compute y = x - 5. works over the entire x vector without specifying it, it really is just doing a loop through all of the records in the data set and calculating the value of y in one row at a time.
We can use this to our advantage though in a variety of data management tasks in conjunction with using lagged values in the data matrix. Let’s consider making a counter variable within a set of ID’s. Consider the example dataset below;
data list free /id value. begin data 1 10 1 11 1 14 1 13 2 12 2 90 2 16 2 14 3 12 3 8 3 17 3 22 end data. dataset name seq.
To make a counter for the entire dataset, it would be as simple as using the system variable
$casenum, but what about a counter variable within each unique id value? Well we can use SPSS’s sequential case processing and
LAG to do that for us. For example (note that this assumes the variables are already sorted so the id’s are in sequential order in the dataset);
DO IF id <> LAG(id) or MISSING(LAG(id)) = 1. COMPUTE counter_id = 1. ELSE IF id = LAG(id). COMPUTE counter_id = lag(counter_id) + 1. END IF.
The first if statement evalutes if the previous id value is the same, and if it is different (or missing, which is for the first row in the dataset) starts the counter at 1. If the lagged id value is the same, it increases the counter by 1. It should be clear how this can be used to identify duplicate values as well.
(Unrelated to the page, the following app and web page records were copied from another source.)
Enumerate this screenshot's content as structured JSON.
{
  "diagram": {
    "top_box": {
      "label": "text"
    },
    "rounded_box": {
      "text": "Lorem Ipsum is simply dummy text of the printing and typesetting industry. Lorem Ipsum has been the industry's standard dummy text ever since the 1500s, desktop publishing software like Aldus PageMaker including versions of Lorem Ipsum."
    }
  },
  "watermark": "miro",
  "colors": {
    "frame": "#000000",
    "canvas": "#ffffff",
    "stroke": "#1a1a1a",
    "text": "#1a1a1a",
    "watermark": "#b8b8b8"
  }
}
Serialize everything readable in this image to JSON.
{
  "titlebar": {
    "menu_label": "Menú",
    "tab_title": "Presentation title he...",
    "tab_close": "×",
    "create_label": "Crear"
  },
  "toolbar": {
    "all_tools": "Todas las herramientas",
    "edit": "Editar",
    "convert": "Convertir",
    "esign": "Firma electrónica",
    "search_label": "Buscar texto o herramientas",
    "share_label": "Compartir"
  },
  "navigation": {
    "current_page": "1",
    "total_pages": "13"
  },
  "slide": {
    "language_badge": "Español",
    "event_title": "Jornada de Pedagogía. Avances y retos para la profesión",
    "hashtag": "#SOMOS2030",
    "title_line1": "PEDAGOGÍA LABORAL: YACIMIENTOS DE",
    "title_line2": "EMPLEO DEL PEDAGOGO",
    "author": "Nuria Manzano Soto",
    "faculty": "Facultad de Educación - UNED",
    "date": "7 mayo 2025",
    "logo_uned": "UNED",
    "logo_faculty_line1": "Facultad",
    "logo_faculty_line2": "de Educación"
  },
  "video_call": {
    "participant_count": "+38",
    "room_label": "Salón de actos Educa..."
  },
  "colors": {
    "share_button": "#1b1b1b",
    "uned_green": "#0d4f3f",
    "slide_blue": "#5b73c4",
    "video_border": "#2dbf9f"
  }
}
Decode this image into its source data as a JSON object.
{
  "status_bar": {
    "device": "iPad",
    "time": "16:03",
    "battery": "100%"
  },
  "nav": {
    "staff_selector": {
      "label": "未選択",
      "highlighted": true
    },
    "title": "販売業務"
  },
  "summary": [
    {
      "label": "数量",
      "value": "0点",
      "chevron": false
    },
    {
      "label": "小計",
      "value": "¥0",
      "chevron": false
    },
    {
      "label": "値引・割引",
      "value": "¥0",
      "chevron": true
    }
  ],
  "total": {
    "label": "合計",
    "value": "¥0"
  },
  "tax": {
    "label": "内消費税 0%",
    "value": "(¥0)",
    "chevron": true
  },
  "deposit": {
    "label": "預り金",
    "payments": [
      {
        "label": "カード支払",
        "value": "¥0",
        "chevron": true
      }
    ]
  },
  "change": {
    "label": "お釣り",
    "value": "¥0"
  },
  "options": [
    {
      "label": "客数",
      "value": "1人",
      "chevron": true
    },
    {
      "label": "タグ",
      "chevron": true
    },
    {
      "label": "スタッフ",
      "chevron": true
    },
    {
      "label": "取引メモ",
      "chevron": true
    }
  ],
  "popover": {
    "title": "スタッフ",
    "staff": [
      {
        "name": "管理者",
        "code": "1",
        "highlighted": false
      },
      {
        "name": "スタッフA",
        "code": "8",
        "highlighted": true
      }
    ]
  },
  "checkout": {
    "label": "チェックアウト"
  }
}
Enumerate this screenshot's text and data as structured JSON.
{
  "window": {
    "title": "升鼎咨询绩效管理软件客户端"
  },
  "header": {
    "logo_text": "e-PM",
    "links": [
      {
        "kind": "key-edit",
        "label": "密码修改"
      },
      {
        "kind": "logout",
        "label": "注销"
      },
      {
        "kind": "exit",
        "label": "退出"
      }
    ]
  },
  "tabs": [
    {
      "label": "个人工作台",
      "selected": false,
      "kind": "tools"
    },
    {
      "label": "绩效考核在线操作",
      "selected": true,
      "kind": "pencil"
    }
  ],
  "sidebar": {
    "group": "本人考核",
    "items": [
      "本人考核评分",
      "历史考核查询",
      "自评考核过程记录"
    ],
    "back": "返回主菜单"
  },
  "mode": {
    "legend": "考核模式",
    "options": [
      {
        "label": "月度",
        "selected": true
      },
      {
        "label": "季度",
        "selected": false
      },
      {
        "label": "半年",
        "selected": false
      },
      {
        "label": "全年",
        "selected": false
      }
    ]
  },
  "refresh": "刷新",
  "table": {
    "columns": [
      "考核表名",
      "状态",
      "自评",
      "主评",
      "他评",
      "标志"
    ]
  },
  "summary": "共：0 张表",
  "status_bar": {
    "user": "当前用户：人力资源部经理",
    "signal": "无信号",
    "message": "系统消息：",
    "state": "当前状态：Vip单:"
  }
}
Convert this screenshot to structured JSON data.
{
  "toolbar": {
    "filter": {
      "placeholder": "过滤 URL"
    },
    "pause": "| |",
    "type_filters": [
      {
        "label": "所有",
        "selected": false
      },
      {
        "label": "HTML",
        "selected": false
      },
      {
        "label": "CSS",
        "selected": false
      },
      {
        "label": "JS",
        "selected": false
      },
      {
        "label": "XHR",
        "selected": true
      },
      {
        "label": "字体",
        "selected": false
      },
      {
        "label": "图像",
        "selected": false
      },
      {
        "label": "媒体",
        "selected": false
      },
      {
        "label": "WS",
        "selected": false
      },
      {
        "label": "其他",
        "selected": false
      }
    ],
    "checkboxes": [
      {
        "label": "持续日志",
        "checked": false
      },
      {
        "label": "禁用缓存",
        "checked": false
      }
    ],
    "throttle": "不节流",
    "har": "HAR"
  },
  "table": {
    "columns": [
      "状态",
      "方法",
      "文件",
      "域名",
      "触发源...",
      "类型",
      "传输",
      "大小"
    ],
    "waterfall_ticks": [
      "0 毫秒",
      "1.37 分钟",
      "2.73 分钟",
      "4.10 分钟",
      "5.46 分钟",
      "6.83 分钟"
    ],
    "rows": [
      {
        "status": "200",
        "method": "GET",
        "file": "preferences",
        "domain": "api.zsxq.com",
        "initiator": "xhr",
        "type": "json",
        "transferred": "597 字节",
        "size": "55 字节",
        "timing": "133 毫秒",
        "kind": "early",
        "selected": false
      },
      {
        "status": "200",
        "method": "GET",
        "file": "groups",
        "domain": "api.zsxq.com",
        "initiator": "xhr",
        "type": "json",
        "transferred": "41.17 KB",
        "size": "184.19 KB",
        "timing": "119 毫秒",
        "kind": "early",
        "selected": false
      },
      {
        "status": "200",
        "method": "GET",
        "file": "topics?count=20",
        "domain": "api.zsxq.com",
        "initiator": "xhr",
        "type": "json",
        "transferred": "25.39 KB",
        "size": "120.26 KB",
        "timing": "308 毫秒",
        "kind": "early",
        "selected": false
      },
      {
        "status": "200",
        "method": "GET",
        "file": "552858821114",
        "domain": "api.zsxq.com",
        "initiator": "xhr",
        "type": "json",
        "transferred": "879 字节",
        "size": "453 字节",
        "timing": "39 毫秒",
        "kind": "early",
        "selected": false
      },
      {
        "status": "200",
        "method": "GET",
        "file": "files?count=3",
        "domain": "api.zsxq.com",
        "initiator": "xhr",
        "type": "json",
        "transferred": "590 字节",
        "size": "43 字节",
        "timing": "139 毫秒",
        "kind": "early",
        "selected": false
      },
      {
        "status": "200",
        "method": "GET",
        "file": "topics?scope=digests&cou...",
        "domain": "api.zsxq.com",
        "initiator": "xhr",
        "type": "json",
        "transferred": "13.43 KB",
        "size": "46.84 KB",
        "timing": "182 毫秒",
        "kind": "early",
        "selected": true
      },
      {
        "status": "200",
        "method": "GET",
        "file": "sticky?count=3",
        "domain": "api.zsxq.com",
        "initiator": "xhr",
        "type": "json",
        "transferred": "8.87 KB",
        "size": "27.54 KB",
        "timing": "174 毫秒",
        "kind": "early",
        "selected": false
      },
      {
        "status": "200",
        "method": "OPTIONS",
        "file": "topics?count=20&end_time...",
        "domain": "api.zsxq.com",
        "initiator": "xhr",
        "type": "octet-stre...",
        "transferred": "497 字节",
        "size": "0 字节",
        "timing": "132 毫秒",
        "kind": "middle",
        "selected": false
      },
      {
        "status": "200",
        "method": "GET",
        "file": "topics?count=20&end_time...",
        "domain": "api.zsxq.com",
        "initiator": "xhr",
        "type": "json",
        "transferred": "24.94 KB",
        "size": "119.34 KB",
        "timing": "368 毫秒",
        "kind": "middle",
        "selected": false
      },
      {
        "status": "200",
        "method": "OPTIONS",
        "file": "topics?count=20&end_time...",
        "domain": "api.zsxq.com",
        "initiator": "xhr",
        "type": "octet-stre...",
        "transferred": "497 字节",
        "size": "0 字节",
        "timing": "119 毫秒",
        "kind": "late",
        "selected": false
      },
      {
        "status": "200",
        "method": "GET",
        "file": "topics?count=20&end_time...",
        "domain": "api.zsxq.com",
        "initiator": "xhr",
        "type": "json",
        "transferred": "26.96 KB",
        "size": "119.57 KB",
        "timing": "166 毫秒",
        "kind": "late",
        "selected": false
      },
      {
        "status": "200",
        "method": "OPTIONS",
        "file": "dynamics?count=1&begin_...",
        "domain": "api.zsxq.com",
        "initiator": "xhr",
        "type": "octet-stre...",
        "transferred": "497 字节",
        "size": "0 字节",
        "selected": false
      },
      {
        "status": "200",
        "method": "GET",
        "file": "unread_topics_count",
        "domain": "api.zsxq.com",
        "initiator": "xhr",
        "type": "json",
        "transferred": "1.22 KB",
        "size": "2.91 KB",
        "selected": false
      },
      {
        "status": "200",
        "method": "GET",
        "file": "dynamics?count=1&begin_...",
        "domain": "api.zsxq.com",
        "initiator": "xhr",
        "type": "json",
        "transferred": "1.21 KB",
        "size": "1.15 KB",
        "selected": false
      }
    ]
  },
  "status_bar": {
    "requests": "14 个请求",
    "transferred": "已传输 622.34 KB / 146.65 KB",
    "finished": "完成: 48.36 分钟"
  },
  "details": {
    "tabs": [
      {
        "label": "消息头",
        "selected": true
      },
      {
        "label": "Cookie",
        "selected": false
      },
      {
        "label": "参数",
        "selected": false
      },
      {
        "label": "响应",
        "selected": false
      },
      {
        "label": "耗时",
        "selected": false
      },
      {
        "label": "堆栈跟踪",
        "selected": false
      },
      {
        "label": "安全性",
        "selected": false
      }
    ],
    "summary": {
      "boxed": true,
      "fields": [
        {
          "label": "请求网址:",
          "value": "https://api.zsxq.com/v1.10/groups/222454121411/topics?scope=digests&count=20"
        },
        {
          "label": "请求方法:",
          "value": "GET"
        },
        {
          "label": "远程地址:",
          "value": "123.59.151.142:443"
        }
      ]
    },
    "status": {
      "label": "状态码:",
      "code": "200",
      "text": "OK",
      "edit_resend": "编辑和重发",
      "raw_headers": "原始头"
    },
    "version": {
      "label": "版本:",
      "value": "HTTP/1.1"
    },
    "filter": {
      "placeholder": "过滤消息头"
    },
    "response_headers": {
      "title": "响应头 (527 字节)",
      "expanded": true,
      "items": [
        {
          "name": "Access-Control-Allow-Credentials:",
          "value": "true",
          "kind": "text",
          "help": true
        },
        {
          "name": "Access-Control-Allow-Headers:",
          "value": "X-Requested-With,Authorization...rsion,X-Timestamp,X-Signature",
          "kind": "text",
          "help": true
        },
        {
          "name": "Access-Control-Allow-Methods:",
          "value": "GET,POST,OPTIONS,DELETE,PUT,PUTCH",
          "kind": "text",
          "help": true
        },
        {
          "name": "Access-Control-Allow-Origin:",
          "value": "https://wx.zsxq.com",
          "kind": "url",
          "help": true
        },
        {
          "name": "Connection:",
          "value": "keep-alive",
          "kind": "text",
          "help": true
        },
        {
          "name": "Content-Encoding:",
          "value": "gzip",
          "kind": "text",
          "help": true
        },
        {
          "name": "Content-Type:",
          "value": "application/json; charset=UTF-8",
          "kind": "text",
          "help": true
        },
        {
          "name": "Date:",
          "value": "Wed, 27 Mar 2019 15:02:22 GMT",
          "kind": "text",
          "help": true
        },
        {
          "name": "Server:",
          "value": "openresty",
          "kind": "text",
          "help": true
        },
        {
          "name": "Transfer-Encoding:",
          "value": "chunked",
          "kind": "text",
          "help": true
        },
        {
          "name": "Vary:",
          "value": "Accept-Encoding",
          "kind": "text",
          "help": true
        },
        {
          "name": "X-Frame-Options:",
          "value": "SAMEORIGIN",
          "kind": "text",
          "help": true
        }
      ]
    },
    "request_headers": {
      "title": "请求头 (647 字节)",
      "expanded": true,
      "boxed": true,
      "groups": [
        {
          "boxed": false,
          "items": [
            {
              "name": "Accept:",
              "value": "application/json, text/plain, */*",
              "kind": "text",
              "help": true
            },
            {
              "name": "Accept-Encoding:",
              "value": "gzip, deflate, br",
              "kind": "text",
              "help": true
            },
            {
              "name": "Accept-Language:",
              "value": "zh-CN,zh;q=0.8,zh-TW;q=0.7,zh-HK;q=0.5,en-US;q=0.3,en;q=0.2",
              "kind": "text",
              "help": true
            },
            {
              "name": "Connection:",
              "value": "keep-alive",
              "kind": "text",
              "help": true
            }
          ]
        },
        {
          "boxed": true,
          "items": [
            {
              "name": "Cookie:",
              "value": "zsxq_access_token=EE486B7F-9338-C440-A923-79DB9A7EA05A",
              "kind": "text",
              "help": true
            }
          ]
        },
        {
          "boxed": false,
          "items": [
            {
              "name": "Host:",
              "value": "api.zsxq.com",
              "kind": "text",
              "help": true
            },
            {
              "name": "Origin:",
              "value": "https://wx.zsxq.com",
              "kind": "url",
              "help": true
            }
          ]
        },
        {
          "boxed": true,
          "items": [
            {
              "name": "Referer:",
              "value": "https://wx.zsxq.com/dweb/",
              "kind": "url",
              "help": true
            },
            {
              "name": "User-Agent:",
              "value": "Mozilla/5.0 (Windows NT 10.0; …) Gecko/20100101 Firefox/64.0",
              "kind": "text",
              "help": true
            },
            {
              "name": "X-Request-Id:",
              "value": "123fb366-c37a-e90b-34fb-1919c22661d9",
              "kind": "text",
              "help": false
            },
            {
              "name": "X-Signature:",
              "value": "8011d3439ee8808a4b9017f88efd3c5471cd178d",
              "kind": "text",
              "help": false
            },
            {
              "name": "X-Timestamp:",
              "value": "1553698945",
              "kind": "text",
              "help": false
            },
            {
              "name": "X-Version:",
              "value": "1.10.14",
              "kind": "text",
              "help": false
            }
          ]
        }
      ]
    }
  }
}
Although the
MATCH FILES command can frequently be more economical, it is pretty easy using sort. For instance, lets say in the previous example I wanted to only have one id per row in the dataset (e.g. eliminate duplicate id’s), but I wanted to only keep the highest value within id. This can be done just by sorting the dataset in a particular way (so the id with the highest value is always at the top of the list of sequential id’s).
SORT CASES BY id (A) value (D). COMPUTE dup = 0. IF id = lag(id) dup = 1. SELECT IF dup = 0.
The equivalent expression using match files would be (note the reversal of
dup in the two expressions, in match files I want to select the 1 value).
SORT CASES BY id (A) value (D). MATCH FILES file = * /first = dup /by id. SELECT IF dup = 1.
The match files approach scales better to more variables. If I had two variables I would need to write
IF id1 = lag(id1) and id2 = lag(id2) dup = 1. with the lag approach, but only need to write
/by id1 id2. for the match files approach. Again this particular example can be trivially done with another command (
AGGREGATE in this instance), but the main difference is the two approaches above keep all of the variables in the current data set, and this needs to be explicitly written on the
DATASET ACTIVATE seq. DATASET DECLARE agg_seq. AGGREGATE /OUTFILE='agg_seq' /BREAK=id /value=MAX(value). dataset close seq. dataset activate agg_seq.
One may think that the sequential case processing is not that helpful, as I’ve shown some alternative ways to do the same thing. But consider a case where you want to propogate down values, this can’t be done directly via match files or aggregate. For instance, I’ve done some text munging of tables exported from PDF files that look approximately like this when reading into an SPSS data file (where I use periods to symbolize missing data);
data list free /table_ID (F1.0) row_name col1 col2 (3A5). begin data 1 . Col1 Col2 . Row1 4 6 . Row2 8 20 2 . Col1 Col2 . Row1 5 10 . Row2 15 20 end data. dataset name tables.
Any more useful representation of the data would need to associate particular rows with which table it came from. Here is sequential case processing to the rescue;
if MISSING(table_ID) = 1 table_ID = lag(table_ID).
Very simple fix, but perhaps not intuitive without munging around in SPSS for awhile. For another simple application of this see this NABBLE discussion where I give an example of propogating down and concatenating multiple string values). Another (more elaborate) example of this can be seen when merging and sorting a database of ranges to a number within the range.
This is what I would consider an advanced data management tool, and one that I use on a regular basis.